▸ **DIRECTIONS**
Where the string "username" occurs in the material below, report the whole line.

▸ **EXERCISE INPUTS**
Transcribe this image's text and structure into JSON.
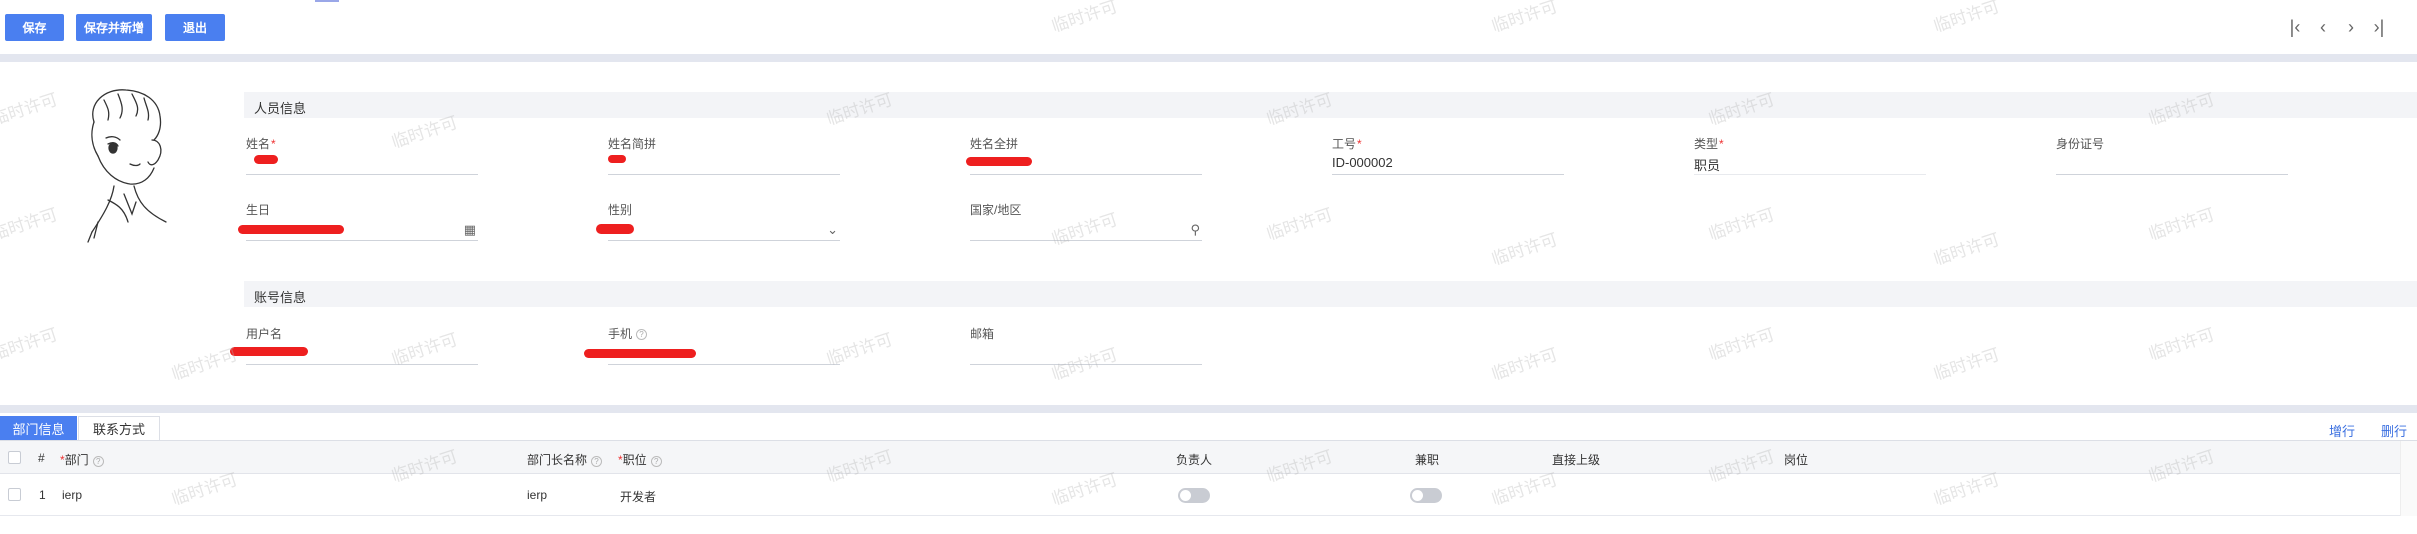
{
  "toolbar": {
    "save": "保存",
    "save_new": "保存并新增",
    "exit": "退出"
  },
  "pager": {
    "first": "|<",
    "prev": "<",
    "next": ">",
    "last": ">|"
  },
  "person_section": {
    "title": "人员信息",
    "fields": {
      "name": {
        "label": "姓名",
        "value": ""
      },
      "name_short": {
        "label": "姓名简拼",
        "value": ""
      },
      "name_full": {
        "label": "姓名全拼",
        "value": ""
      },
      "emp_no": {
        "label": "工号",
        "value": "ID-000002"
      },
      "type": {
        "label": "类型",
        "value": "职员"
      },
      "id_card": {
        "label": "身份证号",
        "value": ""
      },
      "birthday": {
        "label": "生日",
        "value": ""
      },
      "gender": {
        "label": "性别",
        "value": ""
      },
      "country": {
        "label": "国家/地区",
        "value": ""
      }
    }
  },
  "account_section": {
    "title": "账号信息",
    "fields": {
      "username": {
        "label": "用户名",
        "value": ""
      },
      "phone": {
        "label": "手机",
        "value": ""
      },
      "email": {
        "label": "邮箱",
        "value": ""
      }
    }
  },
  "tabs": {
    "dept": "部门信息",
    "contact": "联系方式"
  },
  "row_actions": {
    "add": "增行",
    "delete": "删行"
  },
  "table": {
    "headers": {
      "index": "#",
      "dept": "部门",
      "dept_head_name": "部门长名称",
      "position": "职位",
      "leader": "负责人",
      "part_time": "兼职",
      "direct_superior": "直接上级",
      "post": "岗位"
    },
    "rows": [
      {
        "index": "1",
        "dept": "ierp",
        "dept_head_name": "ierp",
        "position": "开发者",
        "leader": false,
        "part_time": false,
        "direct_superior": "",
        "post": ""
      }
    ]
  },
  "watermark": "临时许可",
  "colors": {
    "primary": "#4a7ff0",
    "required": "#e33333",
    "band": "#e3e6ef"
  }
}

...

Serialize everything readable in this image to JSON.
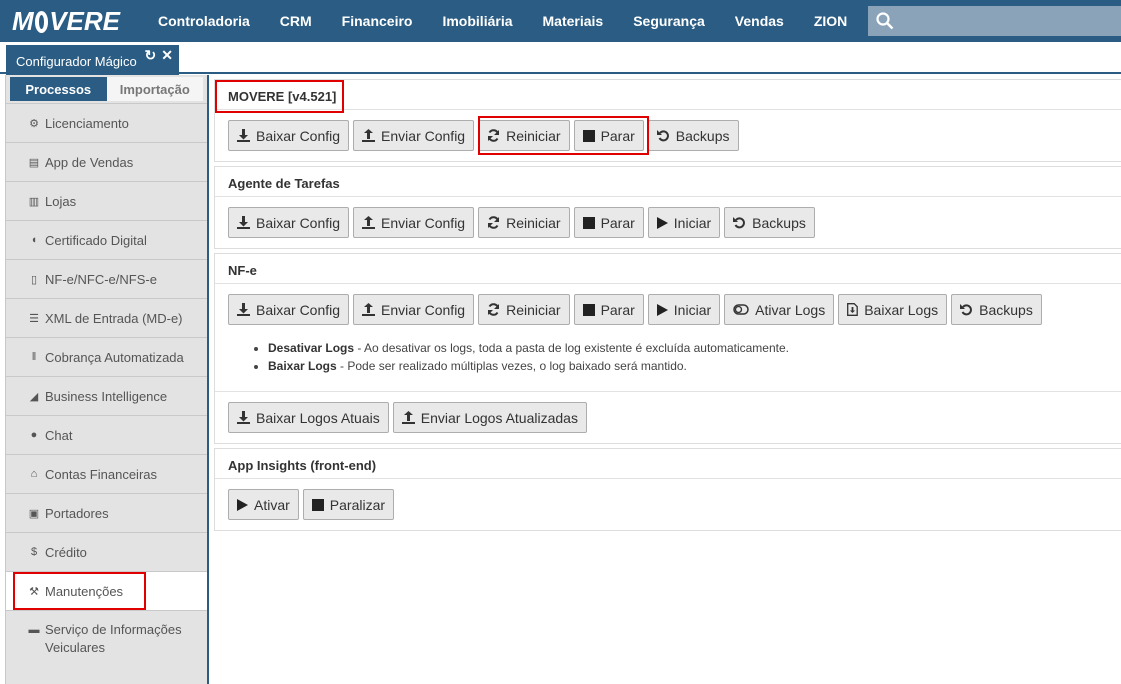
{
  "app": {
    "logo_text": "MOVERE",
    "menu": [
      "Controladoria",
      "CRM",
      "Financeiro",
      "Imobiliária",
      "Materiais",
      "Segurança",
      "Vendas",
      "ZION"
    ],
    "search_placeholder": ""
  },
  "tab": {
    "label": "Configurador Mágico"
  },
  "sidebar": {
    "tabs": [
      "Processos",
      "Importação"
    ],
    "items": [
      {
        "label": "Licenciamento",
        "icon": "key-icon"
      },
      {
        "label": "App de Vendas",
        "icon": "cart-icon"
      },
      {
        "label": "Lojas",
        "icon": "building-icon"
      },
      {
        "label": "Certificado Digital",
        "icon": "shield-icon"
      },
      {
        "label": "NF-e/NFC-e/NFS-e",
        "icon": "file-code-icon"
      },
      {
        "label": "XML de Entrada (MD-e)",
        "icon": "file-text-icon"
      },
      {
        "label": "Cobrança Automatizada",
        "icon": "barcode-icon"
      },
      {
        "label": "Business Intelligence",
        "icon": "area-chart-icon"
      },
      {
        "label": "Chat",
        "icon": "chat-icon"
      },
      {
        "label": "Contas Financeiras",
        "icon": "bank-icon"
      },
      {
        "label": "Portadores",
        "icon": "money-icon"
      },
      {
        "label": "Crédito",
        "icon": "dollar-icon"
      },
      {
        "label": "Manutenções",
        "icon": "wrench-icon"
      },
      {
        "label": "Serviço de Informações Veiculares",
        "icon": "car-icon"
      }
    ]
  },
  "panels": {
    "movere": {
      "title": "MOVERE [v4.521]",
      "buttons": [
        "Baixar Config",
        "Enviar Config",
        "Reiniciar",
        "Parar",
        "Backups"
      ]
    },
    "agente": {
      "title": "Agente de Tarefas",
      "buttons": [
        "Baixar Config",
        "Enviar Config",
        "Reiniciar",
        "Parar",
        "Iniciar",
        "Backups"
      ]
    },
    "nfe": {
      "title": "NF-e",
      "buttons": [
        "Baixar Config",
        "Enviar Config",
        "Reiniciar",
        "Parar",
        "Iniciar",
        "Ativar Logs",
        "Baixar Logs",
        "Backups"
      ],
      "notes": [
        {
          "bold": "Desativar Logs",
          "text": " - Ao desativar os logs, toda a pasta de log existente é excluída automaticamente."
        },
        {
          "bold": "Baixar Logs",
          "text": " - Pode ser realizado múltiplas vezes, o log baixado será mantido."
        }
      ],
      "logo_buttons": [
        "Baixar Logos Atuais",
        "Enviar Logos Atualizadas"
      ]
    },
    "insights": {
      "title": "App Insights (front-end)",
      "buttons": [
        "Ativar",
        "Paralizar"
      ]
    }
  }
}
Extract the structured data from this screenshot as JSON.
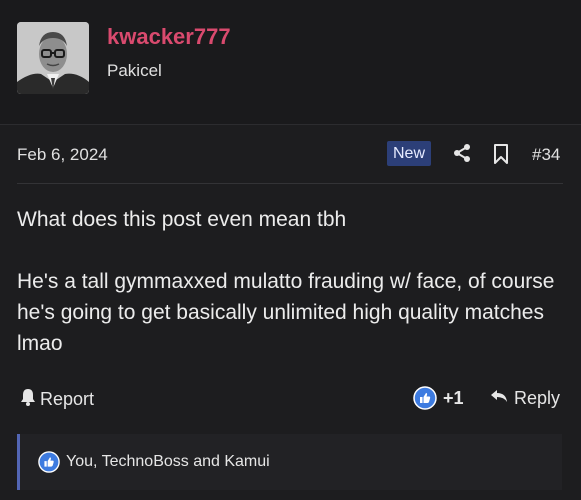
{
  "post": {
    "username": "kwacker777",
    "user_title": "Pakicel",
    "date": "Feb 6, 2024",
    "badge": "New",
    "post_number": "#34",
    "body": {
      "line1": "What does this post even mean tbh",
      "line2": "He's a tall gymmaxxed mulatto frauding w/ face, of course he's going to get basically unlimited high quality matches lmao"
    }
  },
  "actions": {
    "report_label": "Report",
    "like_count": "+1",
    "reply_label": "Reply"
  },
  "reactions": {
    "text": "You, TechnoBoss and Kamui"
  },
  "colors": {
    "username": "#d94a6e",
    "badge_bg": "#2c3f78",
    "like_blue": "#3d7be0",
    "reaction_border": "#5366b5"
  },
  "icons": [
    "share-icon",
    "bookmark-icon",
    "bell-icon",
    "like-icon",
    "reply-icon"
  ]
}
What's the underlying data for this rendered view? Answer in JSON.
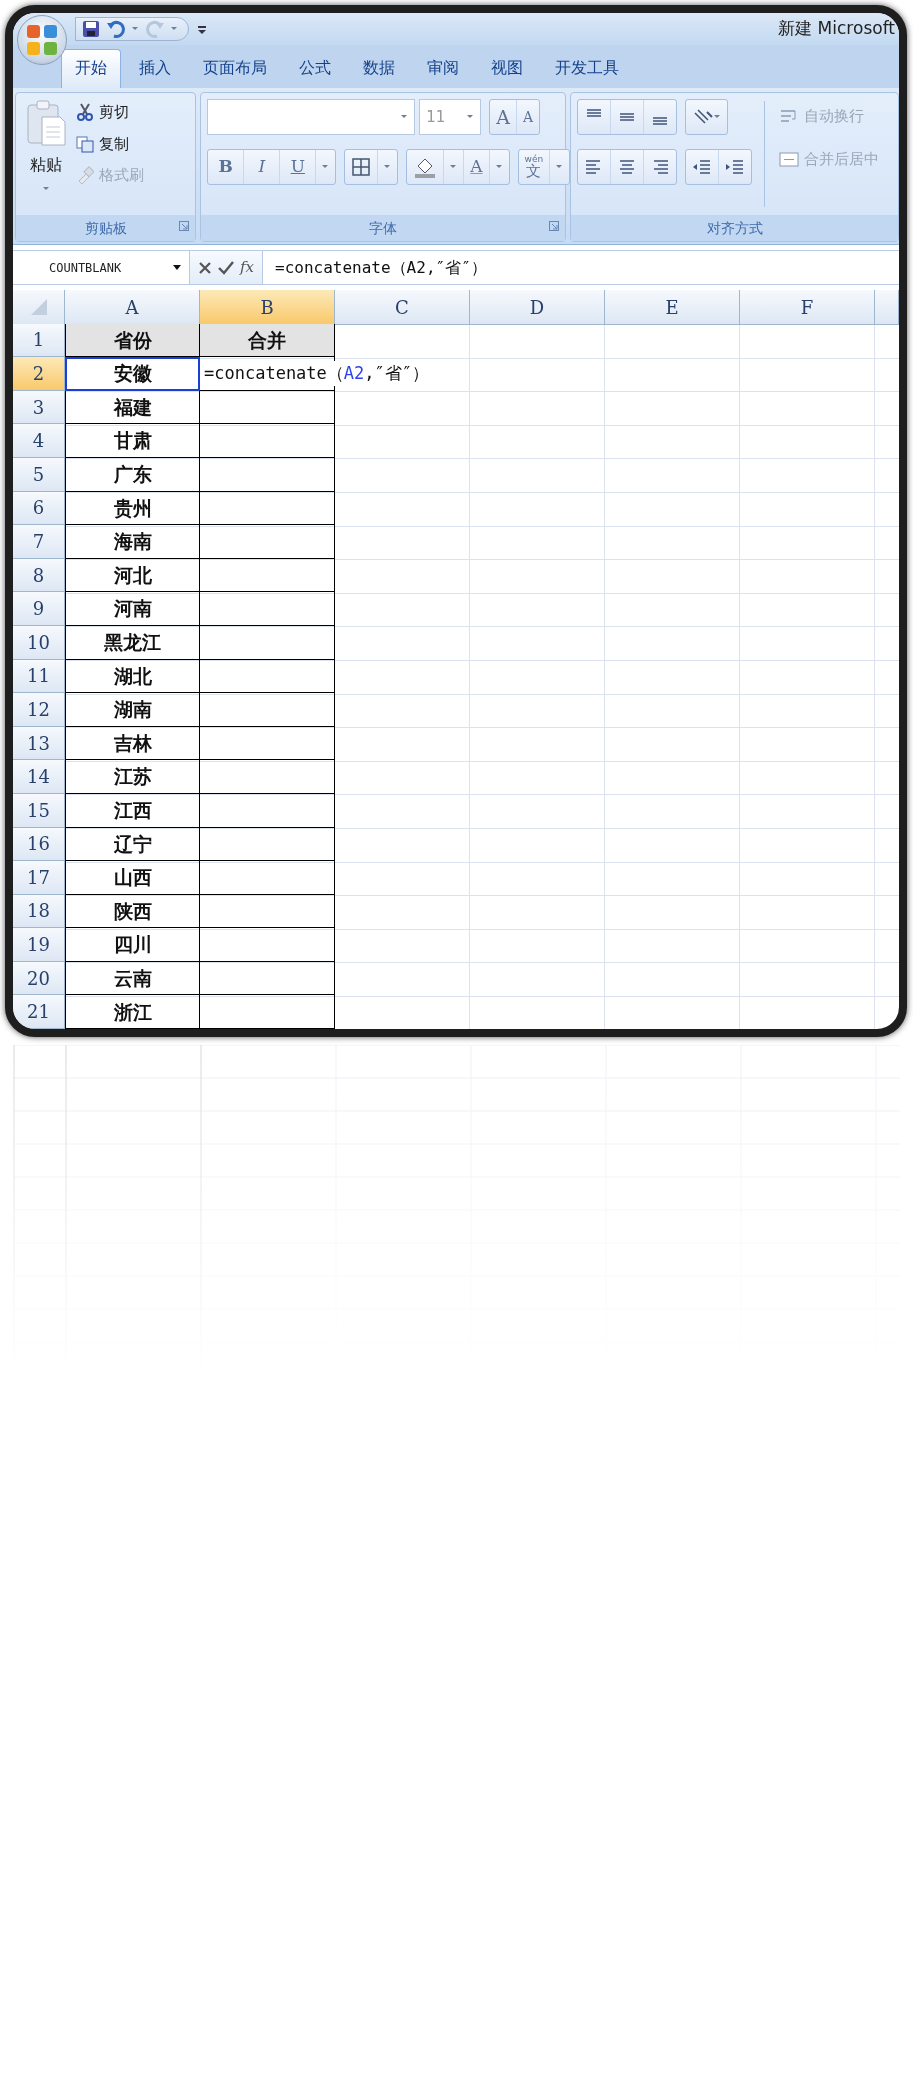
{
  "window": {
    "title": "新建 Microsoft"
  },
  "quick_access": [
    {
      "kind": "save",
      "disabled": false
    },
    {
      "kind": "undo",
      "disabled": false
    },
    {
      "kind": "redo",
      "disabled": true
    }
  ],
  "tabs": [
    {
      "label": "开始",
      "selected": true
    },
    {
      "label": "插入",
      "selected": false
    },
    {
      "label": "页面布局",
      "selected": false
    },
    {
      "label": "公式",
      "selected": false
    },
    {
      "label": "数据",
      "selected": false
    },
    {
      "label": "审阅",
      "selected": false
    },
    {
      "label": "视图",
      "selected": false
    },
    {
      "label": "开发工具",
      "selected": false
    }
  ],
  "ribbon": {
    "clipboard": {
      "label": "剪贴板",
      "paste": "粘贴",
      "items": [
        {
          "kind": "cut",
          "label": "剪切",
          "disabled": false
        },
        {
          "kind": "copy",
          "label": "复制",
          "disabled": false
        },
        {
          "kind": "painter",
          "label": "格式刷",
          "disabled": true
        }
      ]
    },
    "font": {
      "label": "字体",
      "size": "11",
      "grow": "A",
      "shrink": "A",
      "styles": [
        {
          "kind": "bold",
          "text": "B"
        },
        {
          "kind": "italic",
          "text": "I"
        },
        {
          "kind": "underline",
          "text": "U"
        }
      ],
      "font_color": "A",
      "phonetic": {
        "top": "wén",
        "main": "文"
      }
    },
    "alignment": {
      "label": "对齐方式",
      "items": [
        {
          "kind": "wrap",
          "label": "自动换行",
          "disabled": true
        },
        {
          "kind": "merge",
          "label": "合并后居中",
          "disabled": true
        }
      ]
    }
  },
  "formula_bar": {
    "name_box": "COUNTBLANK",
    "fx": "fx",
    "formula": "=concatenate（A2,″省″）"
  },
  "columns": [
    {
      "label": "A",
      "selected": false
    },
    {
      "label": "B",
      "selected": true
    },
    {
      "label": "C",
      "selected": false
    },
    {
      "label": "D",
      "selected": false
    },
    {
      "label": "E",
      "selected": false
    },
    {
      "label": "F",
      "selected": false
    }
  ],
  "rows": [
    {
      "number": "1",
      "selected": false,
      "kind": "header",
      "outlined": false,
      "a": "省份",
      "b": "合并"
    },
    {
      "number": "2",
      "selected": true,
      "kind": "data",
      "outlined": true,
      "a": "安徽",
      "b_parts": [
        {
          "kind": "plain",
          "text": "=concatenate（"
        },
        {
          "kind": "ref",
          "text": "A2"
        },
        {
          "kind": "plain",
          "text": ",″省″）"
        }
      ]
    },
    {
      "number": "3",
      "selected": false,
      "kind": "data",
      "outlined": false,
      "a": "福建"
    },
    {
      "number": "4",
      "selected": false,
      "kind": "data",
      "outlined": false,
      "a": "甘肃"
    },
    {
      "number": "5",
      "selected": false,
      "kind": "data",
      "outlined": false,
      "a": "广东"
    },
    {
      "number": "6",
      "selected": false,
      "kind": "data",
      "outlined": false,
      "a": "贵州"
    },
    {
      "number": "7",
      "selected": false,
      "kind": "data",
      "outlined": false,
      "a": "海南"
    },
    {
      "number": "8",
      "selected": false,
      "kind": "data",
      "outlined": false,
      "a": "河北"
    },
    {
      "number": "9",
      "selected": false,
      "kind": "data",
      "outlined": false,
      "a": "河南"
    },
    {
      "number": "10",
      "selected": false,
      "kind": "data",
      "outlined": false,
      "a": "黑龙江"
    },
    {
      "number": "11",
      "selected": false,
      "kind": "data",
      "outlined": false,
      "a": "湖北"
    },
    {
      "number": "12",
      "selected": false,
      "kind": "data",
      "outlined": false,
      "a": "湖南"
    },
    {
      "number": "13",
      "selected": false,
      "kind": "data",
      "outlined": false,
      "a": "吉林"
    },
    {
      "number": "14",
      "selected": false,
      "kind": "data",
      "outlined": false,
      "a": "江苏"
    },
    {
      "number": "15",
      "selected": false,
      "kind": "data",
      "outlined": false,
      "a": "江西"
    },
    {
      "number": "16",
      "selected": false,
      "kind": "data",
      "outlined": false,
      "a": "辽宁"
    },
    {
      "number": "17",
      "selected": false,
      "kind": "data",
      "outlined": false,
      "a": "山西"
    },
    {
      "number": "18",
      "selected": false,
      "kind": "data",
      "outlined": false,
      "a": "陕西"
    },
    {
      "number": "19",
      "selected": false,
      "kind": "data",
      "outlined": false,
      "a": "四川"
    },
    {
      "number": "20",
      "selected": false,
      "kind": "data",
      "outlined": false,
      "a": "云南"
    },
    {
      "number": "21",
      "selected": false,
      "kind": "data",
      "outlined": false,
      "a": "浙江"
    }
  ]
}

▸ **TASK SOLUTION**
      "username": {
    "username": "kwacker777",
    "username": "#d94a6e",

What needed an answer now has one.